INFORMATION SHOWN START
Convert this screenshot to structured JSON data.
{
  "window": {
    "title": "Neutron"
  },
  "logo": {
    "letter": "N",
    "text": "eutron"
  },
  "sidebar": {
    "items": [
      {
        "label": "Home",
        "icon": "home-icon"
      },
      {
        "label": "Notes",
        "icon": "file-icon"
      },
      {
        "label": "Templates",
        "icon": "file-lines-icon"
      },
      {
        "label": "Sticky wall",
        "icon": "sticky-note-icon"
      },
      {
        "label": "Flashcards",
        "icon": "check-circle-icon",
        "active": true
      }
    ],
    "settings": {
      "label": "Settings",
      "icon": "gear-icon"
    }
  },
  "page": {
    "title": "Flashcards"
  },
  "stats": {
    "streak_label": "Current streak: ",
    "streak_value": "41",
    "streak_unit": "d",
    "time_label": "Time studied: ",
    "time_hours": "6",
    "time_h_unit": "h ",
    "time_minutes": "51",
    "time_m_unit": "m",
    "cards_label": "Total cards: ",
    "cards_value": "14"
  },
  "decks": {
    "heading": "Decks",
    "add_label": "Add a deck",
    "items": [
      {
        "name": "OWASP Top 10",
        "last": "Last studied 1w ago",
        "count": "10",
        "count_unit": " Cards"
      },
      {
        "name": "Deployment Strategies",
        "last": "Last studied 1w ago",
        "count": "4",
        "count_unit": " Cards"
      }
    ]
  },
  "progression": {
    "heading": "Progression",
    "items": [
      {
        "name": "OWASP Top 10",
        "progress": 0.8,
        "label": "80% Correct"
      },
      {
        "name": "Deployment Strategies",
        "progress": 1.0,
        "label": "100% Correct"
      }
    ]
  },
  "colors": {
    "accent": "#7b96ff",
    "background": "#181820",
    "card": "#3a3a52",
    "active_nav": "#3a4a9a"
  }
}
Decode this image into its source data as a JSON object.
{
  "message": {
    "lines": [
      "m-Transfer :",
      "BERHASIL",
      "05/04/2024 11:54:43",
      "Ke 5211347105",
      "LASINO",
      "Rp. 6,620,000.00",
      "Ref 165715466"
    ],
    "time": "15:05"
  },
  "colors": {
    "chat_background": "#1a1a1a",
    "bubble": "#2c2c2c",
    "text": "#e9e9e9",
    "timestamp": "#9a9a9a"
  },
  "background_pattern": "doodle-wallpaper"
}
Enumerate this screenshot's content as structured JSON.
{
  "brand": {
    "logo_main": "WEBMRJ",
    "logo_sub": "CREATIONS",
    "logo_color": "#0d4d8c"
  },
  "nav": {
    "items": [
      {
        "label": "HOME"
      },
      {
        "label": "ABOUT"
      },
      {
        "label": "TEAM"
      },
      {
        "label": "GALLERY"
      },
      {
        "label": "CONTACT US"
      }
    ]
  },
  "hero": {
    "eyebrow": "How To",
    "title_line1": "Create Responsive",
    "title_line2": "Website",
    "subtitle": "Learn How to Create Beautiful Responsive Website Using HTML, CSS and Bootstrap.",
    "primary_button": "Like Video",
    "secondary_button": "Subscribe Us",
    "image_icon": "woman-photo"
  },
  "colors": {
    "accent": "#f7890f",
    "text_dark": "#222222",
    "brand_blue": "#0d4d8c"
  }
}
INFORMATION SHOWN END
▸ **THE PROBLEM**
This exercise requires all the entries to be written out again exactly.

▸ **EXERCISE RESULT**
Convert this screenshot to structured JSON data.
{
  "window": {
    "title": "Neutron"
  },
  "logo": {
    "letter": "N",
    "text": "eutron"
  },
  "sidebar": {
    "items": [
      {
        "label": "Home",
        "icon": "home-icon"
      },
      {
        "label": "Notes",
        "icon": "file-icon"
      },
      {
        "label": "Templates",
        "icon": "file-lines-icon"
      },
      {
        "label": "Sticky wall",
        "icon": "sticky-note-icon"
      },
      {
        "label": "Flashcards",
        "icon": "check-circle-icon",
        "active": true
      }
    ],
    "settings": {
      "label": "Settings",
      "icon": "gear-icon"
    }
  },
  "page": {
    "title": "Flashcards"
  },
  "stats": {
    "streak_label": "Current streak: ",
    "streak_value": "41",
    "streak_unit": "d",
    "time_label": "Time studied: ",
    "time_hours": "6",
    "time_h_unit": "h ",
    "time_minutes": "51",
    "time_m_unit": "m",
    "cards_label": "Total cards: ",
    "cards_value": "14"
  },
  "decks": {
    "heading": "Decks",
    "add_label": "Add a deck",
    "items": [
      {
        "name": "OWASP Top 10",
        "last": "Last studied 1w ago",
        "count": "10",
        "count_unit": " Cards"
      },
      {
        "name": "Deployment Strategies",
        "last": "Last studied 1w ago",
        "count": "4",
        "count_unit": " Cards"
      }
    ]
  },
  "progression": {
    "heading": "Progression",
    "items": [
      {
        "name": "OWASP Top 10",
        "progress": 0.8,
        "label": "80% Correct"
      },
      {
        "name": "Deployment Strategies",
        "progress": 1.0,
        "label": "100% Correct"
      }
    ]
  },
  "colors": {
    "accent": "#7b96ff",
    "background": "#181820",
    "card": "#3a3a52",
    "active_nav": "#3a4a9a"
  }
}
Decode this image into its source data as a JSON object.
{
  "message": {
    "lines": [
      "m-Transfer :",
      "BERHASIL",
      "05/04/2024 11:54:43",
      "Ke 5211347105",
      "LASINO",
      "Rp. 6,620,000.00",
      "Ref 165715466"
    ],
    "time": "15:05"
  },
  "colors": {
    "chat_background": "#1a1a1a",
    "bubble": "#2c2c2c",
    "text": "#e9e9e9",
    "timestamp": "#9a9a9a"
  },
  "background_pattern": "doodle-wallpaper"
}
Enumerate this screenshot's content as structured JSON.
{
  "brand": {
    "logo_main": "WEBMRJ",
    "logo_sub": "CREATIONS",
    "logo_color": "#0d4d8c"
  },
  "nav": {
    "items": [
      {
        "label": "HOME"
      },
      {
        "label": "ABOUT"
      },
      {
        "label": "TEAM"
      },
      {
        "label": "GALLERY"
      },
      {
        "label": "CONTACT US"
      }
    ]
  },
  "hero": {
    "eyebrow": "How To",
    "title_line1": "Create Responsive",
    "title_line2": "Website",
    "subtitle": "Learn How to Create Beautiful Responsive Website Using HTML, CSS and Bootstrap.",
    "primary_button": "Like Video",
    "secondary_button": "Subscribe Us",
    "image_icon": "woman-photo"
  },
  "colors": {
    "accent": "#f7890f",
    "text_dark": "#222222",
    "brand_blue": "#0d4d8c"
  }
}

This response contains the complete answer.